──────── Data for the task

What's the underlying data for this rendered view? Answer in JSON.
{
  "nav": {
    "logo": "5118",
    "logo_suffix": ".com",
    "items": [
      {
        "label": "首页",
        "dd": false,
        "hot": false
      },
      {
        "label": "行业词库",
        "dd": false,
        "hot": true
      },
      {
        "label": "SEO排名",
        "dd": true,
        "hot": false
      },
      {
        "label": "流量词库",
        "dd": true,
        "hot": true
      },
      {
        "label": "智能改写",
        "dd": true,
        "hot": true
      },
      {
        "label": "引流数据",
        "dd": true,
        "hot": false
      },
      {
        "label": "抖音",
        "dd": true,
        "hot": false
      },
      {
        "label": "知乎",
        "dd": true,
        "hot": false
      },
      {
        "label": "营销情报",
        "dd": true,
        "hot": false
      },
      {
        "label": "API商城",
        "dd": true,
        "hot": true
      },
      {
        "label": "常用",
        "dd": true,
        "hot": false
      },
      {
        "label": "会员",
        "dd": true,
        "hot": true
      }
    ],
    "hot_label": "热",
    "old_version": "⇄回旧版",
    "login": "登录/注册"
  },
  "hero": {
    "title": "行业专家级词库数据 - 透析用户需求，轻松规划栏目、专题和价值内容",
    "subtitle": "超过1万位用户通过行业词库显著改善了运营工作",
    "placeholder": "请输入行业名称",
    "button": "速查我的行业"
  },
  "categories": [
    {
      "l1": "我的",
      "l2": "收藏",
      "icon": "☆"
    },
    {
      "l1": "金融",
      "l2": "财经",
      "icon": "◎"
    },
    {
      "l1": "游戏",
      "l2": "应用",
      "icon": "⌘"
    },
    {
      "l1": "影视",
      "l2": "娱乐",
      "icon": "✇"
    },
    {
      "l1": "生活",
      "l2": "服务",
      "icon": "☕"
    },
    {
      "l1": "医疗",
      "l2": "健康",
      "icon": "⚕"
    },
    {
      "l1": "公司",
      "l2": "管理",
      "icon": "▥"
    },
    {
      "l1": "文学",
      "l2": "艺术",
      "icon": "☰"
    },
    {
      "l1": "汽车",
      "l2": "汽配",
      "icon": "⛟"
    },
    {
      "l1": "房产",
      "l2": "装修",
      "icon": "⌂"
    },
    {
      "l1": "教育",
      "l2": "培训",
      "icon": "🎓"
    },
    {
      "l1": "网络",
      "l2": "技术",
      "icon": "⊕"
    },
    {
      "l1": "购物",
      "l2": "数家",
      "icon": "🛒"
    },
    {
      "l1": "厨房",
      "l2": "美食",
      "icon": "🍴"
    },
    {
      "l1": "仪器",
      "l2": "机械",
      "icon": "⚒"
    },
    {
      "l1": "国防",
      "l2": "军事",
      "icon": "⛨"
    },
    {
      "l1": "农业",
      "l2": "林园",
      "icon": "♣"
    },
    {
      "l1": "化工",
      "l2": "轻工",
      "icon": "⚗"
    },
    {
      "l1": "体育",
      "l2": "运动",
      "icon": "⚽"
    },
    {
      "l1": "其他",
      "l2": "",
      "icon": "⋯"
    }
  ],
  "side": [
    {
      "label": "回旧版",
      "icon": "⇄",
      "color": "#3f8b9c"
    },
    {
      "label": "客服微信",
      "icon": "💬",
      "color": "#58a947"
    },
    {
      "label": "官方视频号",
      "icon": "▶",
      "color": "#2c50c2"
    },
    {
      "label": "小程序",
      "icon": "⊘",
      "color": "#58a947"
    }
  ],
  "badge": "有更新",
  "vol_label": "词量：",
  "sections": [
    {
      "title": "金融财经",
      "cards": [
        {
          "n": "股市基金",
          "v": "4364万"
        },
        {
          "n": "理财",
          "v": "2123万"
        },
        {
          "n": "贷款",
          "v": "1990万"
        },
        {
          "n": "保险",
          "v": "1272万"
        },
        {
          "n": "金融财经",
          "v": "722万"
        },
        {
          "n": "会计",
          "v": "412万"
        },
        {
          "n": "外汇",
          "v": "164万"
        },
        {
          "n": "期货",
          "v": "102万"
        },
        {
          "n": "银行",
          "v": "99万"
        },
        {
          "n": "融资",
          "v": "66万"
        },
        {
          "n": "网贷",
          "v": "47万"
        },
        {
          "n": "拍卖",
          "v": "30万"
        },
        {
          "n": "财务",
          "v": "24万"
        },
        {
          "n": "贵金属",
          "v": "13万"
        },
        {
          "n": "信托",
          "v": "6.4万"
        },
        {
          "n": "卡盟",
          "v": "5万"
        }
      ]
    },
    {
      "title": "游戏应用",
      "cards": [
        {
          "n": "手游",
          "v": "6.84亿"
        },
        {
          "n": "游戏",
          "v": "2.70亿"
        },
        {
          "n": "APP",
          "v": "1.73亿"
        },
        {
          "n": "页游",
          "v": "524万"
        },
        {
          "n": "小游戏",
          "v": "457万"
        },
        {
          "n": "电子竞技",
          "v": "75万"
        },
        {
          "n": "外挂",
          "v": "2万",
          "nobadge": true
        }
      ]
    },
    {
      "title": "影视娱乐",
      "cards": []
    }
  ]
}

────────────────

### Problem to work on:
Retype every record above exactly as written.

### Output for this task:
What's the underlying data for this rendered view? Answer in JSON.
{
  "nav": {
    "logo": "5118",
    "logo_suffix": ".com",
    "items": [
      {
        "label": "首页",
        "dd": false,
        "hot": false
      },
      {
        "label": "行业词库",
        "dd": false,
        "hot": true
      },
      {
        "label": "SEO排名",
        "dd": true,
        "hot": false
      },
      {
        "label": "流量词库",
        "dd": true,
        "hot": true
      },
      {
        "label": "智能改写",
        "dd": true,
        "hot": true
      },
      {
        "label": "引流数据",
        "dd": true,
        "hot": false
      },
      {
        "label": "抖音",
        "dd": true,
        "hot": false
      },
      {
        "label": "知乎",
        "dd": true,
        "hot": false
      },
      {
        "label": "营销情报",
        "dd": true,
        "hot": false
      },
      {
        "label": "API商城",
        "dd": true,
        "hot": true
      },
      {
        "label": "常用",
        "dd": true,
        "hot": false
      },
      {
        "label": "会员",
        "dd": true,
        "hot": true
      }
    ],
    "hot_label": "热",
    "old_version": "⇄回旧版",
    "login": "登录/注册"
  },
  "hero": {
    "title": "行业专家级词库数据 - 透析用户需求，轻松规划栏目、专题和价值内容",
    "subtitle": "超过1万位用户通过行业词库显著改善了运营工作",
    "placeholder": "请输入行业名称",
    "button": "速查我的行业"
  },
  "categories": [
    {
      "l1": "我的",
      "l2": "收藏",
      "icon": "☆"
    },
    {
      "l1": "金融",
      "l2": "财经",
      "icon": "◎"
    },
    {
      "l1": "游戏",
      "l2": "应用",
      "icon": "⌘"
    },
    {
      "l1": "影视",
      "l2": "娱乐",
      "icon": "✇"
    },
    {
      "l1": "生活",
      "l2": "服务",
      "icon": "☕"
    },
    {
      "l1": "医疗",
      "l2": "健康",
      "icon": "⚕"
    },
    {
      "l1": "公司",
      "l2": "管理",
      "icon": "▥"
    },
    {
      "l1": "文学",
      "l2": "艺术",
      "icon": "☰"
    },
    {
      "l1": "汽车",
      "l2": "汽配",
      "icon": "⛟"
    },
    {
      "l1": "房产",
      "l2": "装修",
      "icon": "⌂"
    },
    {
      "l1": "教育",
      "l2": "培训",
      "icon": "🎓"
    },
    {
      "l1": "网络",
      "l2": "技术",
      "icon": "⊕"
    },
    {
      "l1": "购物",
      "l2": "数家",
      "icon": "🛒"
    },
    {
      "l1": "厨房",
      "l2": "美食",
      "icon": "🍴"
    },
    {
      "l1": "仪器",
      "l2": "机械",
      "icon": "⚒"
    },
    {
      "l1": "国防",
      "l2": "军事",
      "icon": "⛨"
    },
    {
      "l1": "农业",
      "l2": "林园",
      "icon": "♣"
    },
    {
      "l1": "化工",
      "l2": "轻工",
      "icon": "⚗"
    },
    {
      "l1": "体育",
      "l2": "运动",
      "icon": "⚽"
    },
    {
      "l1": "其他",
      "l2": "",
      "icon": "⋯"
    }
  ],
  "side": [
    {
      "label": "回旧版",
      "icon": "⇄",
      "color": "#3f8b9c"
    },
    {
      "label": "客服微信",
      "icon": "💬",
      "color": "#58a947"
    },
    {
      "label": "官方视频号",
      "icon": "▶",
      "color": "#2c50c2"
    },
    {
      "label": "小程序",
      "icon": "⊘",
      "color": "#58a947"
    }
  ],
  "badge": "有更新",
  "vol_label": "词量：",
  "sections": [
    {
      "title": "金融财经",
      "cards": [
        {
          "n": "股市基金",
          "v": "4364万"
        },
        {
          "n": "理财",
          "v": "2123万"
        },
        {
          "n": "贷款",
          "v": "1990万"
        },
        {
          "n": "保险",
          "v": "1272万"
        },
        {
          "n": "金融财经",
          "v": "722万"
        },
        {
          "n": "会计",
          "v": "412万"
        },
        {
          "n": "外汇",
          "v": "164万"
        },
        {
          "n": "期货",
          "v": "102万"
        },
        {
          "n": "银行",
          "v": "99万"
        },
        {
          "n": "融资",
          "v": "66万"
        },
        {
          "n": "网贷",
          "v": "47万"
        },
        {
          "n": "拍卖",
          "v": "30万"
        },
        {
          "n": "财务",
          "v": "24万"
        },
        {
          "n": "贵金属",
          "v": "13万"
        },
        {
          "n": "信托",
          "v": "6.4万"
        },
        {
          "n": "卡盟",
          "v": "5万"
        }
      ]
    },
    {
      "title": "游戏应用",
      "cards": [
        {
          "n": "手游",
          "v": "6.84亿"
        },
        {
          "n": "游戏",
          "v": "2.70亿"
        },
        {
          "n": "APP",
          "v": "1.73亿"
        },
        {
          "n": "页游",
          "v": "524万"
        },
        {
          "n": "小游戏",
          "v": "457万"
        },
        {
          "n": "电子竞技",
          "v": "75万"
        },
        {
          "n": "外挂",
          "v": "2万",
          "nobadge": true
        }
      ]
    },
    {
      "title": "影视娱乐",
      "cards": []
    }
  ]
}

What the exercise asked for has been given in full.